Clinical Information Discusses physiology, pathophysiology, and general clinical aspects, as they relate to a laboratory test
The correlation between the levels of excretion in the urine and the clinical symptoms is considered poor, but urinary mercury (Hg) is the most reliable way to assess exposure to inorganic mercury.
For additional information, see HG/8618 Mercury, Blood.
Detecting mercury toxicity
Daily urine excretion >50 mcg/day indicates significant exposure (per World Health Organization standard).
Cautions Discusses conditions that may cause diagnostic confusion, including improper specimen collection and handling, inappropriate test selection, and interfering substances
To avoid contamination by dust, the specimen should be collected away from the site of suspected exposure.
High concentrations of gadolinium and iodine are known to interfere with most metals tests. If gadolinium- or iodine-containing contrast media has been administered, a specimen should not be collected for 96 hours.
Reference Values Describes reference intervals and additional information for interpretation of test results. May include intervals based on age and sex when appropriate. Intervals are Mayo-derived, unless otherwise designated. If an interpretive report is provided, the reference value field will state this.
0-15 years: not established
> or =16 years: 0-9 mcg/L
Clinical References Provides recommendations for further in-depth reading of a clinical nature
1. Lee R, Middelton D, Caldwell K, et Al: A Review of Events That Expose Children to Elemental Mercury in the United States. Environ Health Perspect 2009;117:871-878

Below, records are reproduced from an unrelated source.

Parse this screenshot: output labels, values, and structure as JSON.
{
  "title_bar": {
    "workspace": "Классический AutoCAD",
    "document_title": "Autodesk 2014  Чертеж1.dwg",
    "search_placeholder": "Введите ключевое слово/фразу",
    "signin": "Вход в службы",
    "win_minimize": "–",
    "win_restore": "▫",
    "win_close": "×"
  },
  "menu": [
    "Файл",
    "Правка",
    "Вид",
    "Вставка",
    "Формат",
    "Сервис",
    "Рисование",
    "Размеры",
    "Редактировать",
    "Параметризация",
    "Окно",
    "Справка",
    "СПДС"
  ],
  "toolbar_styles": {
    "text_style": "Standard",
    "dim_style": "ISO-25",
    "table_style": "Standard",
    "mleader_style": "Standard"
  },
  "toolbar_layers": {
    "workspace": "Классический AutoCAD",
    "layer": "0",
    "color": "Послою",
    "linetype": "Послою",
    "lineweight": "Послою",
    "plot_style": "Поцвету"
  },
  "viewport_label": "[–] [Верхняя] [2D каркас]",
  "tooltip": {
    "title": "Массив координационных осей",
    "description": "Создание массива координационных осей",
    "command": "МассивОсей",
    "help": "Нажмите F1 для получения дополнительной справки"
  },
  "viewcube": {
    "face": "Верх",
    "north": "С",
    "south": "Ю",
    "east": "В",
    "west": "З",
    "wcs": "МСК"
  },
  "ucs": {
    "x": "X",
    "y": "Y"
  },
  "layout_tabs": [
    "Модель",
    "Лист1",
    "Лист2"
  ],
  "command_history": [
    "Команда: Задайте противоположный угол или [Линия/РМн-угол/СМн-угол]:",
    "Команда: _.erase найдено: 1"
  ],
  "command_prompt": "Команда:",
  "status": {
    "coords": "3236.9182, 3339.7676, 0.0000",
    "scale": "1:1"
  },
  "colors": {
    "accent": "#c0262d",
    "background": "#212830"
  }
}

2. Bjorkman L, Lundekvam BF, Laegreid T, et al: Mercury in human brain, blood, muscle and toenails in relation to exposure: an autopsy study. Environmental Health 2007;6:1186-1476